That's what happened last week.
Last Friday, the board took steps for the Superior Court in Litchfield to resolve the question of whether a referendum for funding a consolidated elementary facility would be determined by a separate vote in each town, or by a vote of the region as a whole.
Attorneys representing the board filed a complaint in Superior Court for a judgment against Bridgewater in the wake of that town's earlier resolution not to comply with a request to post and to hold a referendum on the funding of a regional consolidated elementary school.
A referendum had been scheduled for June 19, but that was called off due to a technical glitch.
Allan said in a press release last Friday that "a majority of board members and many others believe that" state statutes require "the issue of funding such a referendum be decided on a region-wide basis."
"Others feel differently, making going to court the only way to obtain a definitive ruling on the issue," Allan said.
She said the board "would like to minimize the expense of this litigation by working cooperatively with all parties to bring the case to a prompt conclusion.
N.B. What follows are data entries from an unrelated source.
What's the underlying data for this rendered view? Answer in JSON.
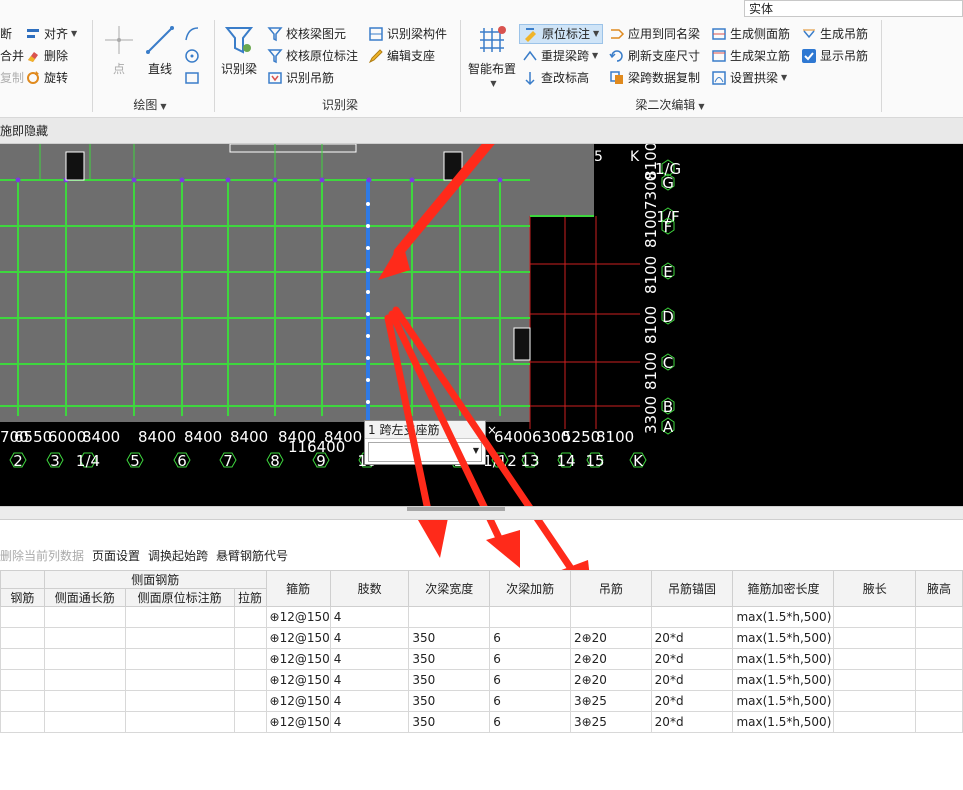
{
  "search": {
    "value": "实体"
  },
  "ribbon": {
    "col0": [
      {
        "label": "断",
        "icon": "break-icon"
      },
      {
        "label": "合并",
        "icon": "merge-icon"
      },
      {
        "label": "复制",
        "icon": "copy-icon"
      }
    ],
    "col1": [
      {
        "label": "对齐",
        "icon": "align-icon"
      },
      {
        "label": "删除",
        "icon": "delete-icon"
      },
      {
        "label": "旋转",
        "icon": "rotate-icon"
      }
    ],
    "draw": {
      "point": "点",
      "line": "直线",
      "group": "绘图"
    },
    "identify": {
      "big": "识别梁",
      "items": [
        {
          "label": "校核梁图元"
        },
        {
          "label": "校核原位标注"
        },
        {
          "label": "识别吊筋"
        },
        {
          "label": "识别梁构件"
        },
        {
          "label": "编辑支座"
        }
      ],
      "group": "识别梁"
    },
    "edit2": {
      "big": "智能布置",
      "items": [
        {
          "label": "原位标注"
        },
        {
          "label": "重提梁跨"
        },
        {
          "label": "查改标高"
        },
        {
          "label": "应用到同名梁"
        },
        {
          "label": "刷新支座尺寸"
        },
        {
          "label": "梁跨数据复制"
        },
        {
          "label": "生成侧面筋"
        },
        {
          "label": "生成架立筋"
        },
        {
          "label": "设置拱梁"
        },
        {
          "label": "生成吊筋"
        },
        {
          "label": "显示吊筋"
        }
      ],
      "group": "梁二次编辑"
    }
  },
  "hint_bar": {
    "text": "施即隐藏"
  },
  "canvas": {
    "dims_bottom": [
      "700",
      "6550",
      "6000",
      "8400",
      "8400",
      "8400",
      "8400",
      "8400",
      "8400",
      "6400",
      "6300",
      "5250",
      "8100"
    ],
    "total_dim": "116400",
    "axes_bottom": [
      "2",
      "3",
      "1/4",
      "5",
      "6",
      "7",
      "8",
      "9",
      "10",
      "1",
      "1/12",
      "13",
      "14",
      "15",
      "K"
    ],
    "axes_right": [
      "1/G",
      "G",
      "1/F",
      "F",
      "E",
      "D",
      "C",
      "B",
      "A"
    ],
    "dims_right": [
      "3300",
      "8100",
      "8100",
      "8100",
      "8100",
      "7300",
      "8100"
    ],
    "top_labels": [
      "5",
      "K"
    ],
    "popup": {
      "title": "1 跨左支座筋",
      "close": "×",
      "value": ""
    }
  },
  "table_toolbar": [
    {
      "label": "删除当前列数据",
      "disabled": true
    },
    {
      "label": "页面设置",
      "disabled": false
    },
    {
      "label": "调换起始跨",
      "disabled": false
    },
    {
      "label": "悬臂钢筋代号",
      "disabled": false
    }
  ],
  "grid": {
    "group_header": "侧面钢筋",
    "headers": [
      "钢筋",
      "侧面通长筋",
      "侧面原位标注筋",
      "拉筋",
      "箍筋",
      "肢数",
      "次梁宽度",
      "次梁加筋",
      "吊筋",
      "吊筋锚固",
      "箍筋加密长度",
      "腋长",
      "腋高"
    ],
    "rows": [
      [
        "",
        "",
        "",
        "",
        "⊕12@150",
        "4",
        "",
        "",
        "",
        "",
        "max(1.5*h,500)",
        "",
        ""
      ],
      [
        "",
        "",
        "",
        "",
        "⊕12@150",
        "4",
        "350",
        "6",
        "2⊕20",
        "20*d",
        "max(1.5*h,500)",
        "",
        ""
      ],
      [
        "",
        "",
        "",
        "",
        "⊕12@150",
        "4",
        "350",
        "6",
        "2⊕20",
        "20*d",
        "max(1.5*h,500)",
        "",
        ""
      ],
      [
        "",
        "",
        "",
        "",
        "⊕12@150",
        "4",
        "350",
        "6",
        "2⊕20",
        "20*d",
        "max(1.5*h,500)",
        "",
        ""
      ],
      [
        "",
        "",
        "",
        "",
        "⊕12@150",
        "4",
        "350",
        "6",
        "3⊕25",
        "20*d",
        "max(1.5*h,500)",
        "",
        ""
      ],
      [
        "",
        "",
        "",
        "",
        "⊕12@150",
        "4",
        "350",
        "6",
        "3⊕25",
        "20*d",
        "max(1.5*h,500)",
        "",
        ""
      ]
    ]
  }
}
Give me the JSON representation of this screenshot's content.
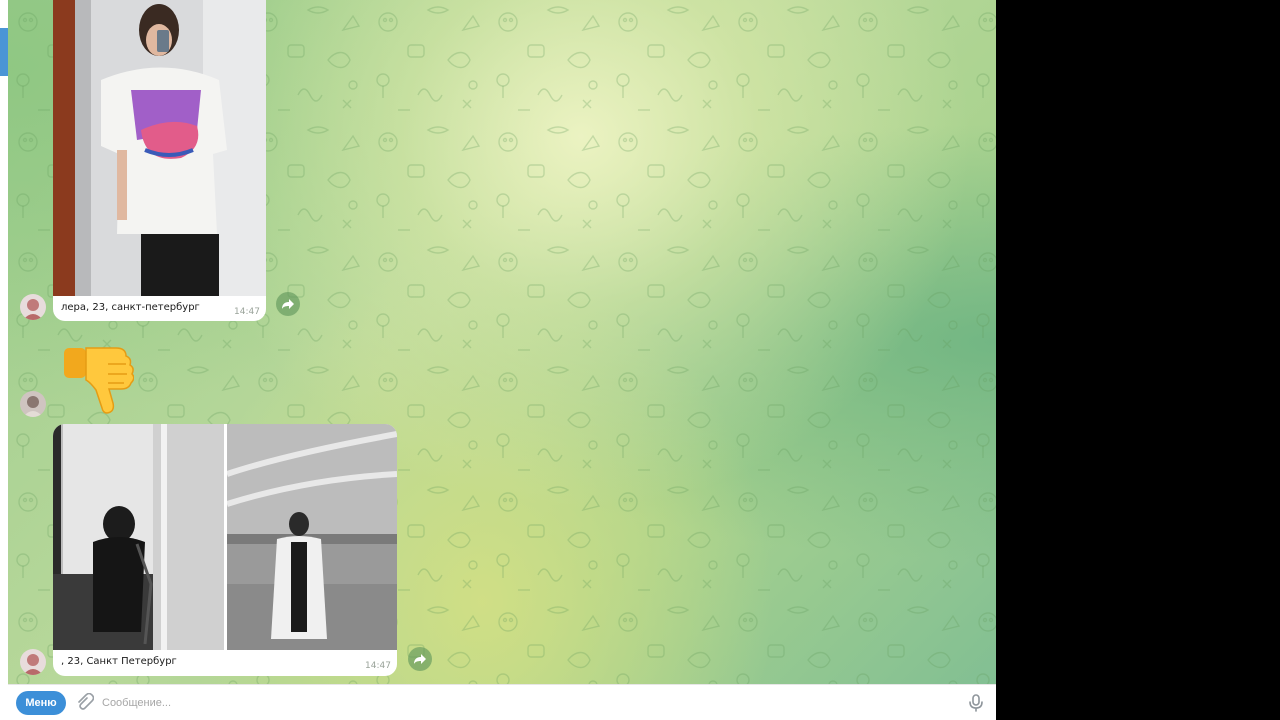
{
  "colors": {
    "accent": "#3c8fd8",
    "chat_bg_light": "#e8f0c4",
    "chat_bg_green": "#9ccc8e",
    "bubble": "#ffffff",
    "time_text": "#9aa39a",
    "outer_background": "#000000"
  },
  "messages": [
    {
      "type": "photo",
      "caption": "лера, 23, санкт-петербург",
      "time": "14:47",
      "icons": [
        "avatar",
        "forward-icon"
      ]
    },
    {
      "type": "sticker",
      "emoji": "👎",
      "icons": [
        "avatar",
        "thumbs-down-sticker"
      ]
    },
    {
      "type": "album",
      "photo_count": 2,
      "caption": ", 23, Санкт Петербург",
      "time": "14:47",
      "icons": [
        "avatar",
        "forward-icon"
      ]
    }
  ],
  "composer": {
    "menu_label": "Меню",
    "placeholder": "Сообщение...",
    "icons": [
      "attach-icon",
      "mic-icon"
    ]
  }
}
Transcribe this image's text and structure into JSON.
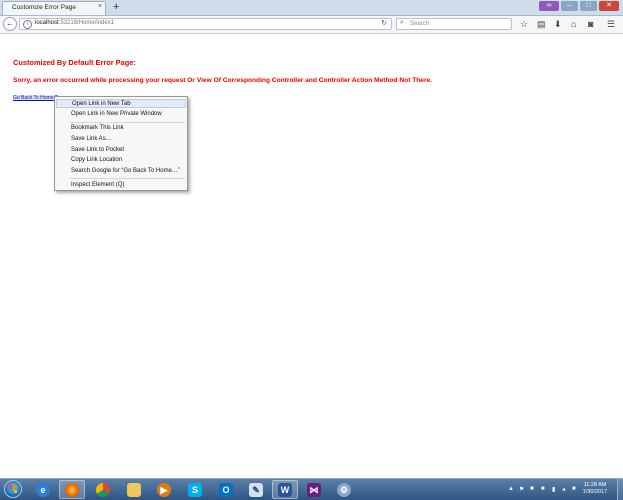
{
  "browser": {
    "tab_title": "Customize Error Page",
    "tab_close": "×",
    "new_tab": "+",
    "url_host": "localhost",
    "url_rest": ":53218/Home/index1",
    "search_placeholder": "Search"
  },
  "page": {
    "title": "Customized By Default Error Page:",
    "message": "Sorry, an error occurred while processing your request Or View Of Corresponding Controller and Controller Action Method Not There.",
    "home_link": "Go Back To Home P"
  },
  "context_menu": {
    "items": [
      "Open Link in New Tab",
      "Open Link in New Private Window",
      "Bookmark This Link",
      "Save Link As…",
      "Save Link to Pocket",
      "Copy Link Location",
      "Search Google for “Go Back To Home…”",
      "Inspect Element (Q)"
    ]
  },
  "taskbar": {
    "apps": [
      "internet-explorer-icon",
      "firefox-icon",
      "chrome-icon",
      "file-explorer-icon",
      "media-player-icon",
      "skype-icon",
      "outlook-icon",
      "paint-icon",
      "word-icon",
      "visual-studio-icon",
      "network-icon"
    ],
    "time": "11:28 AM",
    "date": "1/30/2017"
  },
  "colors": {
    "error_red": "#ee0000",
    "link_blue": "#1a0dab",
    "taskbar": "#2f5583"
  }
}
We invite the town of Bridgewater to do the same."
Bridgewater First Selectman Bill Stuart's reaction indicates there may not be a quick settlement.
"We will defend it vigorously," Stuart said. "We will probably put in a countersuit."
Officials from Roxbury and Bridgewater -- the two smaller towns in the region -- argue a change from town elementary schools to a consolidated regional elementary school is "such a material, substantial, profound and fundamental change to the original approved educational plan" that the 40-year-old plan must be amended before more money is spent on the concept of consolidation.
The two towns said they would refuse to notice a referendum on a consolidated elementary school unless the majority of voters in each town approve an amendment to the educational plan that replaces town elementary schools with a consolidated elementary school.